“We’re less locked into old processes and habits now, so our people can be creative, take risks and even run ‘startups’ within our company,” explained Reinhold Achatz, Chief Technology Officer at thyssenkrupp.
“It’s a cultural thing.”
“We’re allowed to think outside the box,” said Ralph Kleinschmidt, Head of the Technology Development Department at thyssenkrupp. “For instance, when someone in a project group questioned why we weren’t using 100 year-old chemistry to reuse gases emitted by our steel plants, he brought it up.”
“We studied it and were impressed that it made sense,” Kleinschmidt added.
This began a 15-year project, named Carbon2Chem, that will involve several thyssenkrupp business areas, and a number of Germany’s most important companies in association with the Max Planck Institute CEC and Fraunhofer Institute Umsicht. Its goal is to devise processes to turn that gas into ammonia, methanol and other base chemicals that can be used as platform for a variety of products, while significantly reducing carbon emissions. Plans call also for using excess renewable energy to do it, thereby improving the stability and efficacy of the electrical grid.
The eventual tech could impact not only the company’s steel mills, but be made available to dozens of similarly configured installations worldwide.
There’s a process behind such innovation, of course, insomuch that thyssenkrupp is a USD49.1 billion/year global company with 150,000 employees across 80 countries.
Achatz explained: “We analyze several 100 ideas every year, and put a subset of them into investment proposals that we present to our board. Every proposal is analyzed for its business model, social acceptability, and impact on the environment.
“We maintain a rolling, prioritized project plan.”
“We want to lead in technology, and our business bridges the gap between basic and applied research,” said Markus Oles, Project Coordinator, Carbon2Chem. “For us, innovation is not drilling deep, but looking across technology and industry boundaries.
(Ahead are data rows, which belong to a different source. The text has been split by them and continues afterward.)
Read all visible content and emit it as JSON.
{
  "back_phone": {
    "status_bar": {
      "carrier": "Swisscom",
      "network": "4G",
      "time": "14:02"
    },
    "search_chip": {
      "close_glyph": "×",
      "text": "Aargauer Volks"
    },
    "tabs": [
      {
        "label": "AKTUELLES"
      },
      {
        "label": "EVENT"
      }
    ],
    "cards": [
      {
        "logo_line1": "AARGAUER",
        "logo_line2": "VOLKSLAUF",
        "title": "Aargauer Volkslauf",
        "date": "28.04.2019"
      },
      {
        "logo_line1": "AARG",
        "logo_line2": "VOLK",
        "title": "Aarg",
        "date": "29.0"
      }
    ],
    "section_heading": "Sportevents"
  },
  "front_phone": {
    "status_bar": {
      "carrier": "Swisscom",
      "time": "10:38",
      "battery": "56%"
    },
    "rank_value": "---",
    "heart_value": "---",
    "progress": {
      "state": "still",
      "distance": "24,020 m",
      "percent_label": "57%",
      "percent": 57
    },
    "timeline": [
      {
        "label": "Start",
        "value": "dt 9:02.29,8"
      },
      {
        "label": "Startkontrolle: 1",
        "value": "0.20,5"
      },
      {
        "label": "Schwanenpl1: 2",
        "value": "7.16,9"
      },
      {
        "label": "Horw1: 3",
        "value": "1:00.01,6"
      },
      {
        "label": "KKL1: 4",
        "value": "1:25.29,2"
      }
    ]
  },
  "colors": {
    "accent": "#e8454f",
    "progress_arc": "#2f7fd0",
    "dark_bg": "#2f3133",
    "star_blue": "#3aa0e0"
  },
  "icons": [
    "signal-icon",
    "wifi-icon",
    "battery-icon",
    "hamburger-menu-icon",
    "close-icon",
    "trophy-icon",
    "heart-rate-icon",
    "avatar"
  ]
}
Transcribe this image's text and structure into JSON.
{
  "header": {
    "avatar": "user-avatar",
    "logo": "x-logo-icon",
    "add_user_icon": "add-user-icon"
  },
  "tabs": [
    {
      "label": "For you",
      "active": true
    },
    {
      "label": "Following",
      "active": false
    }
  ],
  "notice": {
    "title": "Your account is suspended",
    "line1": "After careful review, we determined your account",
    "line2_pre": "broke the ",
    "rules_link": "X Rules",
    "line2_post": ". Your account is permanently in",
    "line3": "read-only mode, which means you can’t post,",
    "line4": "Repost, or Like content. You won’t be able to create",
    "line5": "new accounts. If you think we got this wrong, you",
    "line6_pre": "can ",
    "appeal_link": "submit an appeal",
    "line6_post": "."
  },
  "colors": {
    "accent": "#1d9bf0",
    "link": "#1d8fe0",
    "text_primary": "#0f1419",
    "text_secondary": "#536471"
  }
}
As a diversified industrial company, thyssenkrupp is ideally suited for this.”
“We have a small group of about 20 people working on this project,” he added. “They come from across our businesses, and they keep their day jobs, too.”
This cross-industry collaboration can be challenging at times, though, mostly because of the very disparate areas of expertise they afford.
“We’re activating different areas of expertise in our innovation projects that used to be isolated from each other,” said Kleinschmidt. “So, even if people in a steel plant have different immediate priorities from those working in chemicals or energy and power generation, the value-added opportunities a project creates make people quickly focus on shared goals.”